[Records contained in a dataset]
------

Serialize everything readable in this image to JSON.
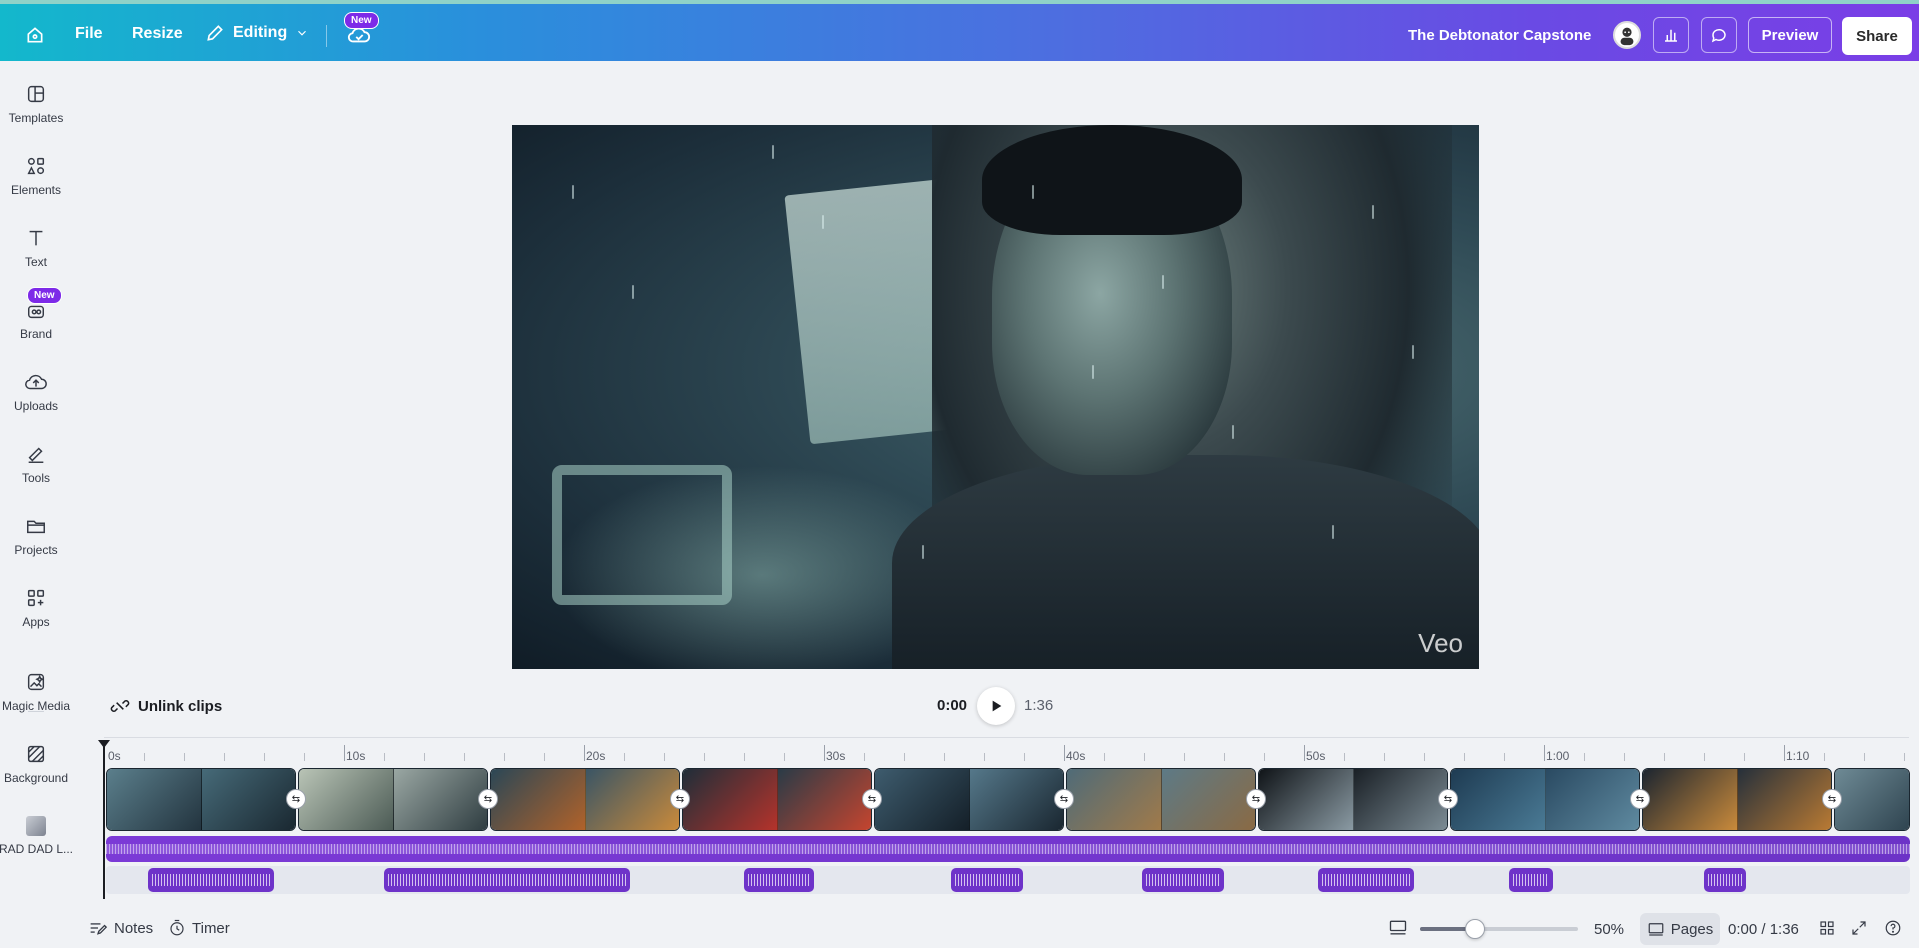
{
  "topbar": {
    "file_label": "File",
    "resize_label": "Resize",
    "editing_label": "Editing",
    "new_badge": "New",
    "doc_title": "The Debtonator Capstone",
    "preview_label": "Preview",
    "share_label": "Share"
  },
  "sidebar": {
    "items": [
      {
        "label": "Templates",
        "icon": "templates-icon"
      },
      {
        "label": "Elements",
        "icon": "elements-icon"
      },
      {
        "label": "Text",
        "icon": "text-icon"
      },
      {
        "label": "Brand",
        "icon": "brand-icon",
        "badge": "New"
      },
      {
        "label": "Uploads",
        "icon": "uploads-icon"
      },
      {
        "label": "Tools",
        "icon": "tools-icon"
      },
      {
        "label": "Projects",
        "icon": "projects-icon"
      },
      {
        "label": "Apps",
        "icon": "apps-icon"
      },
      {
        "label": "Magic Media",
        "icon": "magic-media-icon"
      },
      {
        "label": "Background",
        "icon": "background-icon"
      },
      {
        "label": "RAD DAD L...",
        "icon": "rad-dad-thumbnail"
      }
    ]
  },
  "canvas": {
    "watermark": "Veo"
  },
  "playback": {
    "unlink_label": "Unlink clips",
    "current_time": "0:00",
    "total_time": "1:36"
  },
  "timeline": {
    "ruler_labels": [
      "0s",
      "10s",
      "20s",
      "30s",
      "40s",
      "50s",
      "1:00",
      "1:10"
    ],
    "clip_count": 10
  },
  "bottombar": {
    "notes_label": "Notes",
    "timer_label": "Timer",
    "zoom_percent": 50,
    "zoom_label": "50%",
    "pages_label": "Pages",
    "page_time": "0:00 / 1:36"
  },
  "colors": {
    "accent": "#7d2ae8",
    "audio_track": "#7b3ad6",
    "topbar_start": "#13b8cc",
    "topbar_end": "#7a3ee6"
  }
}
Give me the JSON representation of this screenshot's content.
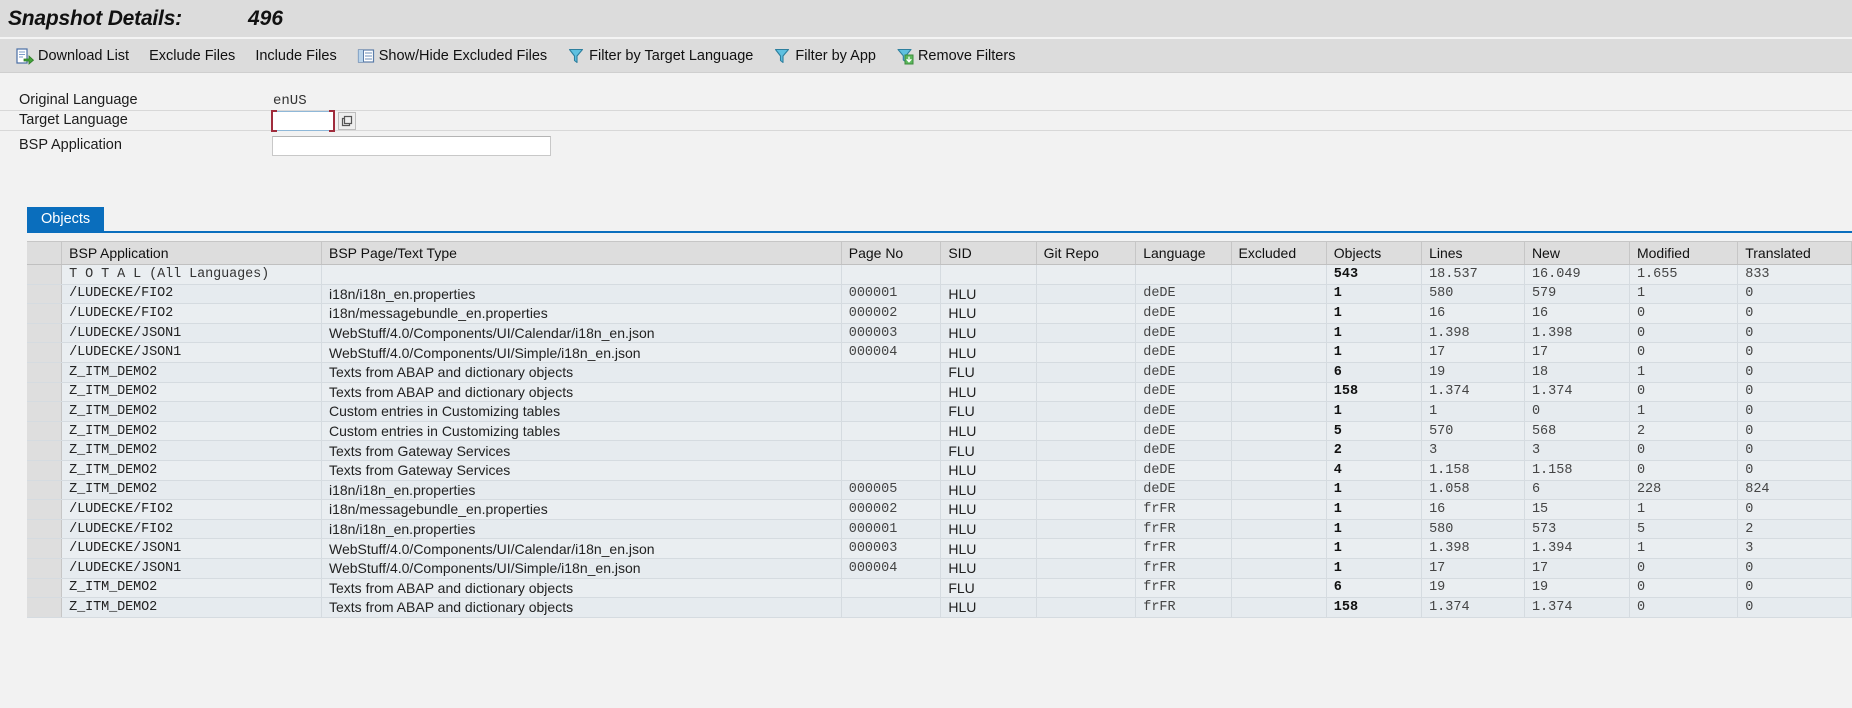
{
  "header": {
    "title": "Snapshot Details:",
    "value": "496"
  },
  "toolbar": {
    "items": [
      {
        "label": "Download List",
        "icon": "download-list-icon",
        "has_icon": true
      },
      {
        "label": "Exclude Files",
        "icon": "",
        "has_icon": false
      },
      {
        "label": "Include Files",
        "icon": "",
        "has_icon": false
      },
      {
        "label": "Show/Hide Excluded Files",
        "icon": "table-columns-icon",
        "has_icon": true
      },
      {
        "label": "Filter by Target Language",
        "icon": "filter-icon",
        "has_icon": true
      },
      {
        "label": "Filter by App",
        "icon": "filter-icon",
        "has_icon": true
      },
      {
        "label": "Remove Filters",
        "icon": "remove-filter-icon",
        "has_icon": true
      }
    ]
  },
  "form": {
    "original_language_label": "Original Language",
    "original_language_value": "enUS",
    "target_language_label": "Target Language",
    "target_language_value": "",
    "target_language_placeholder": "",
    "bsp_application_label": "BSP Application",
    "bsp_application_value": "",
    "bsp_application_placeholder": ""
  },
  "tabs": [
    {
      "label": "Objects",
      "active": true
    }
  ],
  "table": {
    "columns": [
      "BSP Application",
      "BSP Page/Text Type",
      "Page No",
      "SID",
      "Git Repo",
      "Language",
      "Excluded",
      "Objects",
      "Lines",
      "New",
      "Modified",
      "Translated"
    ],
    "rows": [
      {
        "app": "T O T A L  (All Languages)",
        "page": "",
        "pageno": "",
        "sid": "",
        "git": "",
        "lang": "",
        "excluded": "",
        "objects": "543",
        "lines": "18.537",
        "new": "16.049",
        "modified": "1.655",
        "translated": "833"
      },
      {
        "app": "/LUDECKE/FIO2",
        "page": "i18n/i18n_en.properties",
        "pageno": "000001",
        "sid": "HLU",
        "git": "",
        "lang": "deDE",
        "excluded": "",
        "objects": "1",
        "lines": "580",
        "new": "579",
        "modified": "1",
        "translated": "0"
      },
      {
        "app": "/LUDECKE/FIO2",
        "page": "i18n/messagebundle_en.properties",
        "pageno": "000002",
        "sid": "HLU",
        "git": "",
        "lang": "deDE",
        "excluded": "",
        "objects": "1",
        "lines": "16",
        "new": "16",
        "modified": "0",
        "translated": "0"
      },
      {
        "app": "/LUDECKE/JSON1",
        "page": "WebStuff/4.0/Components/UI/Calendar/i18n_en.json",
        "pageno": "000003",
        "sid": "HLU",
        "git": "",
        "lang": "deDE",
        "excluded": "",
        "objects": "1",
        "lines": "1.398",
        "new": "1.398",
        "modified": "0",
        "translated": "0"
      },
      {
        "app": "/LUDECKE/JSON1",
        "page": "WebStuff/4.0/Components/UI/Simple/i18n_en.json",
        "pageno": "000004",
        "sid": "HLU",
        "git": "",
        "lang": "deDE",
        "excluded": "",
        "objects": "1",
        "lines": "17",
        "new": "17",
        "modified": "0",
        "translated": "0"
      },
      {
        "app": "Z_ITM_DEMO2",
        "page": "Texts from ABAP and dictionary objects",
        "pageno": "",
        "sid": "FLU",
        "git": "",
        "lang": "deDE",
        "excluded": "",
        "objects": "6",
        "lines": "19",
        "new": "18",
        "modified": "1",
        "translated": "0"
      },
      {
        "app": "Z_ITM_DEMO2",
        "page": "Texts from ABAP and dictionary objects",
        "pageno": "",
        "sid": "HLU",
        "git": "",
        "lang": "deDE",
        "excluded": "",
        "objects": "158",
        "lines": "1.374",
        "new": "1.374",
        "modified": "0",
        "translated": "0"
      },
      {
        "app": "Z_ITM_DEMO2",
        "page": "Custom entries in Customizing tables",
        "pageno": "",
        "sid": "FLU",
        "git": "",
        "lang": "deDE",
        "excluded": "",
        "objects": "1",
        "lines": "1",
        "new": "0",
        "modified": "1",
        "translated": "0"
      },
      {
        "app": "Z_ITM_DEMO2",
        "page": "Custom entries in Customizing tables",
        "pageno": "",
        "sid": "HLU",
        "git": "",
        "lang": "deDE",
        "excluded": "",
        "objects": "5",
        "lines": "570",
        "new": "568",
        "modified": "2",
        "translated": "0"
      },
      {
        "app": "Z_ITM_DEMO2",
        "page": "Texts from Gateway Services",
        "pageno": "",
        "sid": "FLU",
        "git": "",
        "lang": "deDE",
        "excluded": "",
        "objects": "2",
        "lines": "3",
        "new": "3",
        "modified": "0",
        "translated": "0"
      },
      {
        "app": "Z_ITM_DEMO2",
        "page": "Texts from Gateway Services",
        "pageno": "",
        "sid": "HLU",
        "git": "",
        "lang": "deDE",
        "excluded": "",
        "objects": "4",
        "lines": "1.158",
        "new": "1.158",
        "modified": "0",
        "translated": "0"
      },
      {
        "app": "Z_ITM_DEMO2",
        "page": "i18n/i18n_en.properties",
        "pageno": "000005",
        "sid": "HLU",
        "git": "",
        "lang": "deDE",
        "excluded": "",
        "objects": "1",
        "lines": "1.058",
        "new": "6",
        "modified": "228",
        "translated": "824"
      },
      {
        "app": "/LUDECKE/FIO2",
        "page": "i18n/messagebundle_en.properties",
        "pageno": "000002",
        "sid": "HLU",
        "git": "",
        "lang": "frFR",
        "excluded": "",
        "objects": "1",
        "lines": "16",
        "new": "15",
        "modified": "1",
        "translated": "0"
      },
      {
        "app": "/LUDECKE/FIO2",
        "page": "i18n/i18n_en.properties",
        "pageno": "000001",
        "sid": "HLU",
        "git": "",
        "lang": "frFR",
        "excluded": "",
        "objects": "1",
        "lines": "580",
        "new": "573",
        "modified": "5",
        "translated": "2"
      },
      {
        "app": "/LUDECKE/JSON1",
        "page": "WebStuff/4.0/Components/UI/Calendar/i18n_en.json",
        "pageno": "000003",
        "sid": "HLU",
        "git": "",
        "lang": "frFR",
        "excluded": "",
        "objects": "1",
        "lines": "1.398",
        "new": "1.394",
        "modified": "1",
        "translated": "3"
      },
      {
        "app": "/LUDECKE/JSON1",
        "page": "WebStuff/4.0/Components/UI/Simple/i18n_en.json",
        "pageno": "000004",
        "sid": "HLU",
        "git": "",
        "lang": "frFR",
        "excluded": "",
        "objects": "1",
        "lines": "17",
        "new": "17",
        "modified": "0",
        "translated": "0"
      },
      {
        "app": "Z_ITM_DEMO2",
        "page": "Texts from ABAP and dictionary objects",
        "pageno": "",
        "sid": "FLU",
        "git": "",
        "lang": "frFR",
        "excluded": "",
        "objects": "6",
        "lines": "19",
        "new": "19",
        "modified": "0",
        "translated": "0"
      },
      {
        "app": "Z_ITM_DEMO2",
        "page": "Texts from ABAP and dictionary objects",
        "pageno": "",
        "sid": "HLU",
        "git": "",
        "lang": "frFR",
        "excluded": "",
        "objects": "158",
        "lines": "1.374",
        "new": "1.374",
        "modified": "0",
        "translated": "0"
      }
    ]
  },
  "colors": {
    "accent": "#0a6ebd",
    "toolbar_bg": "#dcdcdc",
    "focus_marker": "#a02c3c"
  }
}
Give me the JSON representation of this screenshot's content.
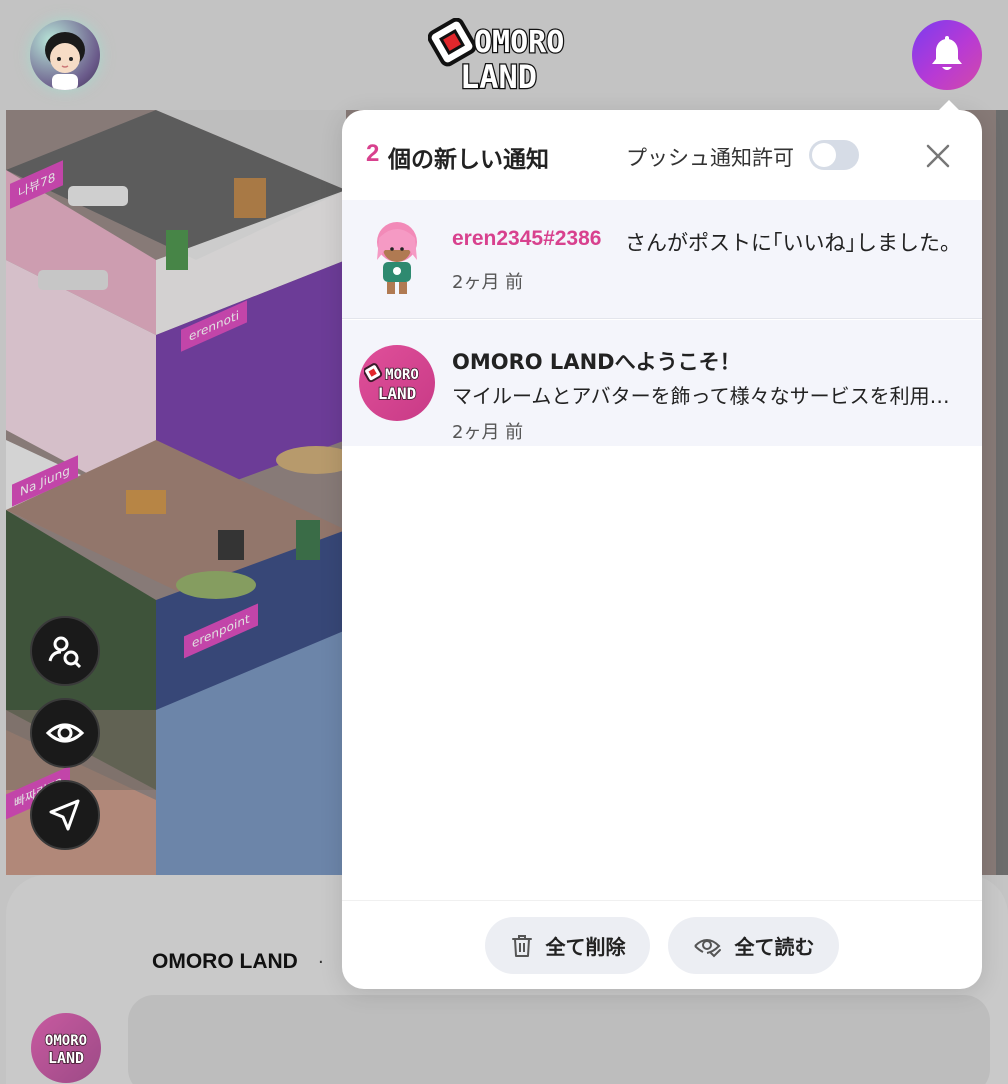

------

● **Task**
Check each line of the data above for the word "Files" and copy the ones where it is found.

● **Answer box**
        "label": "Exclude Files",
        "label": "Include Files",
        "label": "Show/Hide Excluded Files",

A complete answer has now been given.